Cindy and the Sasquatch
Playing in the backyard of my mom’s house with friends or brothers. I am a nine year old girl named Cindy, even though I am in my own body. As we are playing near the woods- it’s unclear whether these are the original woods from my childhood or the current “just enough woods so the old folks who live in the new subdivision on the other side can pretend they don’t have neighbors”. We are playing chase games, when suddenly the boys are all screaming about a bear in the woods and fleeing. I run to hide in a stand of pines and watch through the branches. The creature coming out of the woods is huge, and walking on its hind legs… do bears do that? As it gets closer, it becomes clear it is not a bear, but a sasquatch with a hugely wide, squat body (unlike the often lanky appearance traditionally ascribed to bigfeets) and cone-shaped head, long auburn fur like a baboon, and an expressive, if bestial, face (Actually, now that I think of it, he looked something like Ludo, the rock-calling monster from Labyrinth). I am afraid that it will notice I am in the trees. I have the strong suspicion it already knows I’m there. Then I hear it mutter something.
“…not a bear.”
It… can talk? Well, with classic fairy-tale logic, I determine that anything that can speak can be reasoned with and should be treated like a person. Children don’t know any better, they have to be taught prejudice, after all. So I step boldly out from the trees and walk up and introduce myself.
“Hi! My name’s Cindy. What’s yours?”
The creature’s name is Grunda, it turns out. He likes shiny things and pulling up trees by the root. It turns out I also like shiny things, as I have a handful of bottle caps and suchlike in the pocket of my overalls. When I show these to Grunda, he snatches them from my hand. He doesn’t hurt me, but his strength is irresistible, like a machine. I object and try to explain that he can’t just take things from people. This seems to confuse him, because, obviously, he just did. I try to explain that it’s impolite as Grunda munches on a tree he’s uprooted, but like an animal or a faerie creature, the great shaggy beast appears… not stupid so much as amoral. As far as he’s concerned, there’s no difference between having pried them from my hand and having picked them up off the ground. He saw some shinies, he got the shinies. What’s the problem? The boys, who have crept closer now that I haven’t immediately been eaten, all want to run off and bring their own shiny collections to appease the beast. I am having none of it, and excoriate both them and Grunda up one side and down the other, but nobody is listening to me.

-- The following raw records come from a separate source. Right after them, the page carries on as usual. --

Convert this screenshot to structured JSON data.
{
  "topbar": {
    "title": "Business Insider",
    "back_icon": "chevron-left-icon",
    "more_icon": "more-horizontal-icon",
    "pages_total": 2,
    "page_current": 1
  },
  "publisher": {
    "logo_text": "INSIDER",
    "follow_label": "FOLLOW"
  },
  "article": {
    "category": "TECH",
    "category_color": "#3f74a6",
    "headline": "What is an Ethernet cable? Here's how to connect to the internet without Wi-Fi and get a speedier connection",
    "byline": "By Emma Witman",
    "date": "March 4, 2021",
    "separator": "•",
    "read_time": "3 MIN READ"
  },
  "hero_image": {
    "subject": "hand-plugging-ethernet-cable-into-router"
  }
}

This infuriates my nine-year-old sense of fairness, instilled by innumerable parental lectures and petty sibling rivalries. At the earliest opportunity, I steal back all off the trinkets and hide them in one of the garbage cans by the barn, then run inside to the basement to find a weapon. And by “weapon” I mean the kind of thing a 9 year old would see as a weapon- a cardboard packing tube, maybe a rake. I finally settle on a pair of long, stripey socks from the laundry hamper. They have the advantages of being both long and stinky. And I can dual-wield them.
I run back outside to find Grunda and challenge him to single combat, only to discover that a council of sasquatches has been convened in my backyard. Grunda introduces me to his wife, Yamba, who is the leader by the simple virtue of being louder than any of the others. I do my best to negotiate with the tribe, which ends with me shrilling at the top of my lungs,

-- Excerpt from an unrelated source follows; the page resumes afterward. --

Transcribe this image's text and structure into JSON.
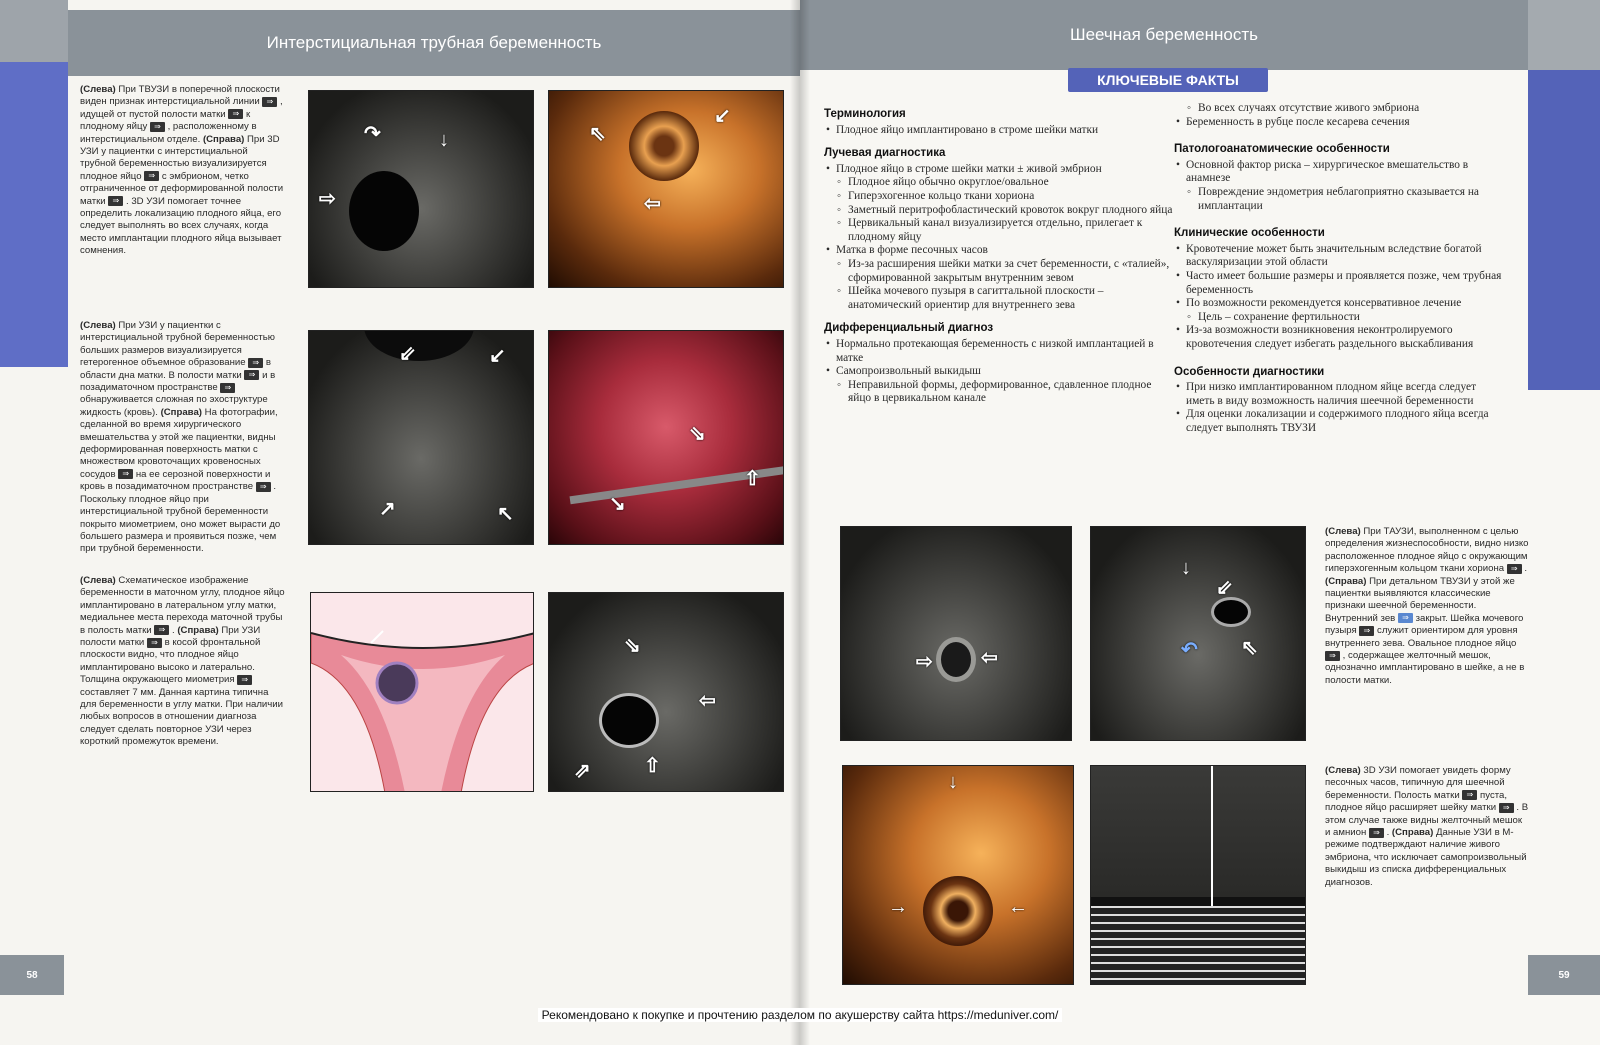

“YOU DON’T WIN AN ARGUMENT JUST BY OUT. LOUDING. THE. OTHER. PERSOOOOOOOON!!!“
My shriek is apparently literally ear-piercing to sasquatches, because they all cringe and cover their heads, and Yamba immediately, if grudgingly, concedes to my demands for a treaty that will henceforth fairly distribute shinies between both human and sasquatch denizens of the area. I leave them one of the smelly socks as a token of the agreement.

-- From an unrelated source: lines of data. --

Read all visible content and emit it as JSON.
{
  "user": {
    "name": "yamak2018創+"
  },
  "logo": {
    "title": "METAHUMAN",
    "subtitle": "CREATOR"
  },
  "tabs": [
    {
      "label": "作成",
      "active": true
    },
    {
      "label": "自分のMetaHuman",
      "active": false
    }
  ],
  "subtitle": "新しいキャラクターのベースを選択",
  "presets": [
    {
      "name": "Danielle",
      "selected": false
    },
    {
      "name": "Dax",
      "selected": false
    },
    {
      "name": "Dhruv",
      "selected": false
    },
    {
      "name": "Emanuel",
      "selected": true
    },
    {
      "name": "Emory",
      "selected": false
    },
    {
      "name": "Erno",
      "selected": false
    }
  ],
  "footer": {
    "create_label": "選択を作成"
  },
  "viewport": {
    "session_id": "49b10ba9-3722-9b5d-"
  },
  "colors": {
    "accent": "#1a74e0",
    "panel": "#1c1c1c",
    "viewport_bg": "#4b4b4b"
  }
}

The human community, predictably, sets up a long fair tent full of volunteers at computers to serve as a temporary administrative bivouac until something more permanent can be established. I go there, remaining sock in hand, and everyone kind of winces when I poke my head through the flap. Having done my part, I am apparently now expected to fade into the background. I’m a brave little girl, yes, yes, but this sort of thing is best left to the adults now, okay? I am a bit miffed, so I toss the sock in the middle of the tent and leave. If they want to take over as holders of the treaty, that’s fine with me. I’d rather go play with my shinies, anyway.